But the play remains very entertaining anyway, thanks to Rebeck's talent for fast and funny, profane dialogue. The widely produced playwright (Seminar, Mauritius, NBC's Smash) seems to have immersed herself in the restaurant world for this project, which benefits greatly from its detailed sense of authenticity. There's so much real food cooked onstage on Tim Mackabee's ultra-realistic set that you wind up feeling cheated when free samples aren't provided. (Although he's listed far down in the program's credits, "Chef Consultant" Ben Liquet deserves special kudos.)

Under the superb, precisely choreographed direction of Moritz Von Stuelpnagel (Hand to God, Present Laughter), the actors go through their frenetic verbal and physical paces like expert farceurs. The four-time Tony-nominated Esparza —  who's been acting up a storm on New York City stages since the conclusion of his multiyear stint on Law & Order: SVU and who exudes intensity even at his most seemingly relaxed proves perfect casting as the high-maintenance Harry, delivering a virtuoso performance. Rodriguez scores many laughs while managing to make the ultra-manipulative Emily surprisingly endearing; Mason is an able straight man as the stressed-out partner; and Davis nearly steals the show with his sly, low-key performance as the waiter who turns out to be far more resourceful than he initially seems.

If nothing else, Seared demonstrates that in the unlikely event his acting career ever fizzles out, Esparza has a promising calling in the culinary arts to fall back on.

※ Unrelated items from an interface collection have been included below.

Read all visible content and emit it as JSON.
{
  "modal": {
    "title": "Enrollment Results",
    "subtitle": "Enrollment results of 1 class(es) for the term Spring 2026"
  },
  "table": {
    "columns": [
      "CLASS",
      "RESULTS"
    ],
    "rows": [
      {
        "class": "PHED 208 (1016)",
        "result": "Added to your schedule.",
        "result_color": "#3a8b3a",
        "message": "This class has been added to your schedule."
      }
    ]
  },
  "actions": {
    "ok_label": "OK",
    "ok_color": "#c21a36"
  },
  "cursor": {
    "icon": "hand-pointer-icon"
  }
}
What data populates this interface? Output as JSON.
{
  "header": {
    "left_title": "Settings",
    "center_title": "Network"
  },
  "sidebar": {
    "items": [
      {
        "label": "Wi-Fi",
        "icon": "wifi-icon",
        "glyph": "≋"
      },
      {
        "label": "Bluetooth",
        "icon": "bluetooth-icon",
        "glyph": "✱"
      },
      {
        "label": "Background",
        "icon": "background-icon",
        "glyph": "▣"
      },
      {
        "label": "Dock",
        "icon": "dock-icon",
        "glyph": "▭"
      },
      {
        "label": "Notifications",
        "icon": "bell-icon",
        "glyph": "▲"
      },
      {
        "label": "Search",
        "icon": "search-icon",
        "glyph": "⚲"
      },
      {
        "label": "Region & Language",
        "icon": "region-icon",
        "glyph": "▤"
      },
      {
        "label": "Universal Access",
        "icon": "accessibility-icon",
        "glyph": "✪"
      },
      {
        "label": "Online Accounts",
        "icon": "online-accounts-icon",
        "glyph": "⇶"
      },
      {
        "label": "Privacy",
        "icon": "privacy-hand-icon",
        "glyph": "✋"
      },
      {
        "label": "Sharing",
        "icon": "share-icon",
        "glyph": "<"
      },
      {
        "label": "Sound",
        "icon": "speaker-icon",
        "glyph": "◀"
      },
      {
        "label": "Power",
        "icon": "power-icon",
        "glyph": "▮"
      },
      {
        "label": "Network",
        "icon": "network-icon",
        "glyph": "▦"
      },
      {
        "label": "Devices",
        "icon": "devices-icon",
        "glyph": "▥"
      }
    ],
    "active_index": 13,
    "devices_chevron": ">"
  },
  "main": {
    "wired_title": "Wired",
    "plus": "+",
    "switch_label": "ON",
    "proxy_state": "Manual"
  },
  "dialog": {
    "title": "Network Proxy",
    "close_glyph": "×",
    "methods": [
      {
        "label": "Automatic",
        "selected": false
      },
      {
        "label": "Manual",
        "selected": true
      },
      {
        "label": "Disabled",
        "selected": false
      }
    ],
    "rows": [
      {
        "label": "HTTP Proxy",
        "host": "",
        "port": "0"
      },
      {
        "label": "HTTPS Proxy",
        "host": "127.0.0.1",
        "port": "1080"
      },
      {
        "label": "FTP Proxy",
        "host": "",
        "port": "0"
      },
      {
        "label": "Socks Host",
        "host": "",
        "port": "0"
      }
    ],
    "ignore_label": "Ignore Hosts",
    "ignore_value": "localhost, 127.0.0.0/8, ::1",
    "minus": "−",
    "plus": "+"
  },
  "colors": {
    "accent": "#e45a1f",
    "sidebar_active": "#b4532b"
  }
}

Venue: The Robert W. Wilson MCC Theater Space, New York
Cast: W. Tré Davis, Raúl Esparza, David Mason, Krysta Roderiguez
Playwright: Theresa Rebeck
Director: Moritz Von Stuelpnagel
Set designer: Tim Mackabee
Costume designer: Tilly Grimes
Lighting designer: David Weiner
Sound designer: Palmer Hefferan
Presented by MCC Theater